Speaking at the launch of St Theresa-Bvekerwa communication information centre in Makoni, Muswere said: “Government is putting in place measures to make it possible for members of the public to apply for identification documents such as passports, national identity cards and birth certificates from the comfort of their homes.”
Most Zimbabweans have been struggling to secure identity documents during the COVID-19 national lockdown where most offices were closed.
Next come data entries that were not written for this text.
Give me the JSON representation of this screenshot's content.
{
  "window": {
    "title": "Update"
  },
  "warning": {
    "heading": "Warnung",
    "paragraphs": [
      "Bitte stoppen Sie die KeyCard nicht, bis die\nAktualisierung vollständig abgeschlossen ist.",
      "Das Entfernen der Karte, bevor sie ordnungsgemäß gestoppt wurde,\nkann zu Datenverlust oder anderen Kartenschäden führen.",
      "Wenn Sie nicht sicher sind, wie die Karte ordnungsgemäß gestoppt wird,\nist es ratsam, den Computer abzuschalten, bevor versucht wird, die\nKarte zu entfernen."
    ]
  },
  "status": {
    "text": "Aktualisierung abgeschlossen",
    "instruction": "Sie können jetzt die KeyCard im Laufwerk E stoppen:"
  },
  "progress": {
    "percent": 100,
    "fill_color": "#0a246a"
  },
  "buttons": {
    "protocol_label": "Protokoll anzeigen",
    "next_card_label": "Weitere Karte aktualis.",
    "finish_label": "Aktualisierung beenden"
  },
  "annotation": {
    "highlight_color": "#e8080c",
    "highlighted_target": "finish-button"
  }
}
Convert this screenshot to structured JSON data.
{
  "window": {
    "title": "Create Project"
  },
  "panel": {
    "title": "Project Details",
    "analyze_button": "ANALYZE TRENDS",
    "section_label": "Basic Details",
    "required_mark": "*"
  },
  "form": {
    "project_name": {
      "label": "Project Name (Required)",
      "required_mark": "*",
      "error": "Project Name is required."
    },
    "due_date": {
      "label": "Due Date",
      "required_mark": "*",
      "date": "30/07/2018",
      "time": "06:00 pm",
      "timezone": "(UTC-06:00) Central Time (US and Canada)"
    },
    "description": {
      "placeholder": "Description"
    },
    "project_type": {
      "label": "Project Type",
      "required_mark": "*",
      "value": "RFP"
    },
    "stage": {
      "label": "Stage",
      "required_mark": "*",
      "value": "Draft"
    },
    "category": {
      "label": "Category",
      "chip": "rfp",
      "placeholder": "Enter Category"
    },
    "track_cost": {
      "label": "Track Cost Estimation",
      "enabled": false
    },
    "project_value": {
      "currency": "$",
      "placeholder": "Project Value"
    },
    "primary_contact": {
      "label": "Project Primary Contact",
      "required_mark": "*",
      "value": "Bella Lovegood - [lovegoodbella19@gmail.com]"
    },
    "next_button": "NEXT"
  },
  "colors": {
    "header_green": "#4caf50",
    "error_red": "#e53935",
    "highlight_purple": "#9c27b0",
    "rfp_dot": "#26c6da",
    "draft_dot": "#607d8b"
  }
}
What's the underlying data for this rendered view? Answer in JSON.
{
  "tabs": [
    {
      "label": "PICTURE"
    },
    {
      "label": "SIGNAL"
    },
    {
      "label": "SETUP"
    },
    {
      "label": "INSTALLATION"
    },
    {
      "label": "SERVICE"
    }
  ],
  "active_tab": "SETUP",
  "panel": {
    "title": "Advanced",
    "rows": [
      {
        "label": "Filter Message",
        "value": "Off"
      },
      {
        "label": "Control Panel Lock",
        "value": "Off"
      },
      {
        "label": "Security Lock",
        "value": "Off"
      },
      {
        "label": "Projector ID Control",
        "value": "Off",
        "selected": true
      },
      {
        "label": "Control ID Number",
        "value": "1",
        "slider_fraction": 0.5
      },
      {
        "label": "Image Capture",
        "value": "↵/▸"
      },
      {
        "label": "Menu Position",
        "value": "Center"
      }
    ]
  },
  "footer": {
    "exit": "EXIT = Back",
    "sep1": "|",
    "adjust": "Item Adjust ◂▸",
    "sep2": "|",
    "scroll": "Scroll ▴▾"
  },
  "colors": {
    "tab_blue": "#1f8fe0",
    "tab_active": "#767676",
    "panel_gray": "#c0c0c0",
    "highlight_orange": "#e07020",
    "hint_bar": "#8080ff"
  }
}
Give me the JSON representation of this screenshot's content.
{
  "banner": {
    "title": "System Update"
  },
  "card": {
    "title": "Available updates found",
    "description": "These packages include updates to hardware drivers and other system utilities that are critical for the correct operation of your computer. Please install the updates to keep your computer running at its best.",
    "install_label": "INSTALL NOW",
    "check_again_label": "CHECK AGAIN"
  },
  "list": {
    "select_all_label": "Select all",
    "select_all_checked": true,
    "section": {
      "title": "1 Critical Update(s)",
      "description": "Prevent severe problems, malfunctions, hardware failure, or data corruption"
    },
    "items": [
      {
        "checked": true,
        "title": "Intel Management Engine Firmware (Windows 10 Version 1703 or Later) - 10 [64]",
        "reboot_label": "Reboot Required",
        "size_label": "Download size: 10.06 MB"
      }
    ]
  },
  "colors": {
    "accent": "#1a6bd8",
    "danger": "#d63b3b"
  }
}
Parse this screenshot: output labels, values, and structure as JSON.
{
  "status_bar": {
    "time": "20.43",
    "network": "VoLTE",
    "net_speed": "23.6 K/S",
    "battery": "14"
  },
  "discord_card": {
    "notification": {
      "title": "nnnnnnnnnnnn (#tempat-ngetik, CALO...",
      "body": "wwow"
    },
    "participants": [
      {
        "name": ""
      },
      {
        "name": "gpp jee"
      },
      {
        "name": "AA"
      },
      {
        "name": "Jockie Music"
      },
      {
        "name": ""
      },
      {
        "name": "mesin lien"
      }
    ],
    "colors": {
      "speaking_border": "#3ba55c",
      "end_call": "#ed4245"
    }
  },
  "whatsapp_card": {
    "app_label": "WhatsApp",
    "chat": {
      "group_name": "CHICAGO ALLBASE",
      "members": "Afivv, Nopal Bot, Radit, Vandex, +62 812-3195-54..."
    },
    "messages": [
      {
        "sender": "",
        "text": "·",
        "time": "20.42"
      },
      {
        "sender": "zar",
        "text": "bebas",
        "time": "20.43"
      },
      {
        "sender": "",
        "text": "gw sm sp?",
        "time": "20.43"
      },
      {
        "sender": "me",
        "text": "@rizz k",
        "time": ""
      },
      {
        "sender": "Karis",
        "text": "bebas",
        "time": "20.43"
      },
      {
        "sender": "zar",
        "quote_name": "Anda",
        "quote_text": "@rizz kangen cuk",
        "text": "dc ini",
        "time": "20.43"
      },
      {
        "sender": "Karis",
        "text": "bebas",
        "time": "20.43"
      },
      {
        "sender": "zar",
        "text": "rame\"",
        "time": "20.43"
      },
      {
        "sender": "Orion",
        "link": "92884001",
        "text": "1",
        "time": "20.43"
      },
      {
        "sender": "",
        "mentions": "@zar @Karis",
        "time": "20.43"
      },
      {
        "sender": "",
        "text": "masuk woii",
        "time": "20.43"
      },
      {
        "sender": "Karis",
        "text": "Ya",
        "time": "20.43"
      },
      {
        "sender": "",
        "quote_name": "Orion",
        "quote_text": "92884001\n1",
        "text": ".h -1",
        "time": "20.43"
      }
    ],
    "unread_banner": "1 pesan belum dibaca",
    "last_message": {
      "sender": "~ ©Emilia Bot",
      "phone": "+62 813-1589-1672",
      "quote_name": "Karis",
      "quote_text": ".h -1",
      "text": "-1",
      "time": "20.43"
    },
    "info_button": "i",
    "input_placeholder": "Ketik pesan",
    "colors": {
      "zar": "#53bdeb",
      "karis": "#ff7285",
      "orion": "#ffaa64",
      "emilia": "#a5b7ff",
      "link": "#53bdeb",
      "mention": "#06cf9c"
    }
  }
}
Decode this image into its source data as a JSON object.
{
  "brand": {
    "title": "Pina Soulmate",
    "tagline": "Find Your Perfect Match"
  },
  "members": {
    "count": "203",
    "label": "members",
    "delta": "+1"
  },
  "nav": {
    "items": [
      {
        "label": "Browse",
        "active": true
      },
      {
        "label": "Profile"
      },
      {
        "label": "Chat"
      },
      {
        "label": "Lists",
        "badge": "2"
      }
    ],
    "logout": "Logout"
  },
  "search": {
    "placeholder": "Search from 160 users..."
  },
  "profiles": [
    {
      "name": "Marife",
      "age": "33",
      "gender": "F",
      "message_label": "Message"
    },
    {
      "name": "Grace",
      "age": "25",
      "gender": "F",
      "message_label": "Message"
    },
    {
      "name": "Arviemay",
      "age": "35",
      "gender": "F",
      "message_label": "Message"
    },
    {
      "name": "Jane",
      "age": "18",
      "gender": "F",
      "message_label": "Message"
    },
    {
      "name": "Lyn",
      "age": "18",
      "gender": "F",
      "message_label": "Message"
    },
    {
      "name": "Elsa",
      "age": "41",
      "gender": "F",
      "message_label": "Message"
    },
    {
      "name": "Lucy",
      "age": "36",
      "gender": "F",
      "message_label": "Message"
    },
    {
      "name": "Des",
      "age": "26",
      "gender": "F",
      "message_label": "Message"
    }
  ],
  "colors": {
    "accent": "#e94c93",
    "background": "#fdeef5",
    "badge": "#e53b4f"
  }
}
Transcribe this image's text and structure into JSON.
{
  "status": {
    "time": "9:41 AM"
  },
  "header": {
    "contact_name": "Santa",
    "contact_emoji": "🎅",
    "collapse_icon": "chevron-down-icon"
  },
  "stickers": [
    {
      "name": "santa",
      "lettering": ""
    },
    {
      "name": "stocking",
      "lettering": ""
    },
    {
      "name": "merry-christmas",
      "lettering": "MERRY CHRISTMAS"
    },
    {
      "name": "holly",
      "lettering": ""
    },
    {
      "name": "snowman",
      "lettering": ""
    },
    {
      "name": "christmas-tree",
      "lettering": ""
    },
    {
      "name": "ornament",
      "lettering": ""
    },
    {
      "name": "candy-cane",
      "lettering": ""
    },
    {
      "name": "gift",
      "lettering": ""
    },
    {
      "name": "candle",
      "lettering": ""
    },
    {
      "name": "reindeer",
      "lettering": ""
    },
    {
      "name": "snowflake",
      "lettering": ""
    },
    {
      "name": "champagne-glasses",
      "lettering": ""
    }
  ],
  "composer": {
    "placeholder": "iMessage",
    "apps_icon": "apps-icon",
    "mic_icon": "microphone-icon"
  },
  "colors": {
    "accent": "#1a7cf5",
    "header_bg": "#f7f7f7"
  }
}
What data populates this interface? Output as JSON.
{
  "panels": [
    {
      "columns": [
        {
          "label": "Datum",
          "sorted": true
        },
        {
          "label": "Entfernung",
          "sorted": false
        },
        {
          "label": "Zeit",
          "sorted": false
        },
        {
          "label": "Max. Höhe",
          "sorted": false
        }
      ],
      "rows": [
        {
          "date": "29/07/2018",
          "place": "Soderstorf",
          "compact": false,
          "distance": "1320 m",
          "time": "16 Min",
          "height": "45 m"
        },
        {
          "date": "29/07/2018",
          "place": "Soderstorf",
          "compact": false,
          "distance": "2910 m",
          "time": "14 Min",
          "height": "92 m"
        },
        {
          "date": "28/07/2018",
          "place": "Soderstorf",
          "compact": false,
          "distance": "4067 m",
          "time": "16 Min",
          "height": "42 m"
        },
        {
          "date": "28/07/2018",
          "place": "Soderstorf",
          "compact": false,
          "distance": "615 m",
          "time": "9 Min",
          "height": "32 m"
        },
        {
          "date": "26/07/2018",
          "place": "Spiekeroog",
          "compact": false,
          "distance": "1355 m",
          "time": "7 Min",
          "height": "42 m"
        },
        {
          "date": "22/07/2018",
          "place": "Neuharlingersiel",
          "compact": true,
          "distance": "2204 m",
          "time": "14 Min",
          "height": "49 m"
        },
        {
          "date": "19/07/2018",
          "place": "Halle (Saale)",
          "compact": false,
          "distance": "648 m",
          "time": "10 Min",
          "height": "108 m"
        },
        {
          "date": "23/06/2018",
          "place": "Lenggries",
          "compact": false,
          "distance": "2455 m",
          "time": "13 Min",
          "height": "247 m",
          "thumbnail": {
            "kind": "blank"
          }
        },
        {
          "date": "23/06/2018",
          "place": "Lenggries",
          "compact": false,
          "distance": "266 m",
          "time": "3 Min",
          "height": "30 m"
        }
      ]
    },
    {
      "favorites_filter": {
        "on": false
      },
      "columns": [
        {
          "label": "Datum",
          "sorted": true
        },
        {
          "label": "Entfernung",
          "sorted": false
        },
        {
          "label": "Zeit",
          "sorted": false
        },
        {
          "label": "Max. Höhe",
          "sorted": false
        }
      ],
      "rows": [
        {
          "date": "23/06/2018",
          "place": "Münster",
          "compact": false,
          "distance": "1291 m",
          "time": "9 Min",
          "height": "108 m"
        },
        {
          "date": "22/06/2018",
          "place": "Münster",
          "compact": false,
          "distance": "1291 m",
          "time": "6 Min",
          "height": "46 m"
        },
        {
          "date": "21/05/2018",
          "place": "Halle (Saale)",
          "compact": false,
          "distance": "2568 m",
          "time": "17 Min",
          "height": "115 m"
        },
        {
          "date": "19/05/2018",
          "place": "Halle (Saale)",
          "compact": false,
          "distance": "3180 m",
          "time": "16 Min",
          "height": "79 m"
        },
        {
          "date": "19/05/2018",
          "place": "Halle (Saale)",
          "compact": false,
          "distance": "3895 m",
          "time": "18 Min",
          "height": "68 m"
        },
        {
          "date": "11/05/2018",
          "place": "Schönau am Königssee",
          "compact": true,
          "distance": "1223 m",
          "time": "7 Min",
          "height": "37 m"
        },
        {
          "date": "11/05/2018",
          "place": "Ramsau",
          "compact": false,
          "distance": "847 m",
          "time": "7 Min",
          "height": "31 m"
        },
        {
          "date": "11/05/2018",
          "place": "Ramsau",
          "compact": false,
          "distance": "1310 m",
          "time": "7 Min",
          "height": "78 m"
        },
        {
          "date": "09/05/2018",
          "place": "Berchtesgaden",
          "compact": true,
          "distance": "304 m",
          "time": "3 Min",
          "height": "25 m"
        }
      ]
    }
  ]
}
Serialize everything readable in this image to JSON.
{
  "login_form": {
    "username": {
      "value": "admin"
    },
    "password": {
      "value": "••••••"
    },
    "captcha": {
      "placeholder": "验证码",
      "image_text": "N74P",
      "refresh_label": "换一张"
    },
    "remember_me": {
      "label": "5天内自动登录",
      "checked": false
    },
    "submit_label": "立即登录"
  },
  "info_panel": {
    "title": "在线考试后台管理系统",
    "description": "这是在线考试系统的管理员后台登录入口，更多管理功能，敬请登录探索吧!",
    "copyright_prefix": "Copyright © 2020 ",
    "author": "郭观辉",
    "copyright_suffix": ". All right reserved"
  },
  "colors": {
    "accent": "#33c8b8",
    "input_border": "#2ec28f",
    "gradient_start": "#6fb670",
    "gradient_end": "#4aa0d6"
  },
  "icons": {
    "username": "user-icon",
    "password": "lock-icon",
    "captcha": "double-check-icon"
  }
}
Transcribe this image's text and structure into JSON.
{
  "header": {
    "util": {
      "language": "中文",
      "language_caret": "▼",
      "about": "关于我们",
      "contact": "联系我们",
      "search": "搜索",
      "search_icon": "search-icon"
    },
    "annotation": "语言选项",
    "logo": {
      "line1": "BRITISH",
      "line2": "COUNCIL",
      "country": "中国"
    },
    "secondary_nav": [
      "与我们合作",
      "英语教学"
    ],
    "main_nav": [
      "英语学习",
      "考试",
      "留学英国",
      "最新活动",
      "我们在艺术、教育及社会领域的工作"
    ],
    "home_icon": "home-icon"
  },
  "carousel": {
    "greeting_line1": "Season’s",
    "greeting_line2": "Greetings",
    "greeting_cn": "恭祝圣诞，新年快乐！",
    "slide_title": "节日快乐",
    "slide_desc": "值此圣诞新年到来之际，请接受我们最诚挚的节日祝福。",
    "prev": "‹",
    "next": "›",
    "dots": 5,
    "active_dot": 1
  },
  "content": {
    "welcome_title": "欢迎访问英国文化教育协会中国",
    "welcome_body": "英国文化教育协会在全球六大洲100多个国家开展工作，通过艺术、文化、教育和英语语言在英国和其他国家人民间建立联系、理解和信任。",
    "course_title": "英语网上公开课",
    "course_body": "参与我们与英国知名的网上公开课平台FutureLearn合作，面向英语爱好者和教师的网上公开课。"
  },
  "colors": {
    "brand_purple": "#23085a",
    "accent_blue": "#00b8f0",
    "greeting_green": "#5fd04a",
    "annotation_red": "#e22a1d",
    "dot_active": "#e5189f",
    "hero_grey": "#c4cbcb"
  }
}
The minister did not explain how the system would work in rural areas where the majority are not techno savvy and digitally connected.
Muswere added: “This is also being coupled with efforts to turn our post offices into centres offering e-commerce, digital government and digital finance services as a way of making the services available within the proximity for those who do not have the necessary means for them to transact from homes.”
“I want to urge the local community of Bvekerwa and surrounding areas to make full use of the facilities we are commissioning today to uplift our lives.”
He said the government has identified ICTs as one of the pillars and cornerstones for the attainment of the objectives of the National Development Strategy blueprint which was launched by President Emmerson Mnangagwa last year.
Speaking at the same event, Postal and Telecommunications Regulatory Authority of Zimbabwe director-general Gift Machengete said community information centres could be used as marketing tools for rural tourism.
“Tourism operators in rural areas and remote areas have a difficult time marketing their destinations through traditional media due to production costs, so CIC can be used as marketing tools to promote rural tourism and market the products of downstream industries, including home-based industries,” he said.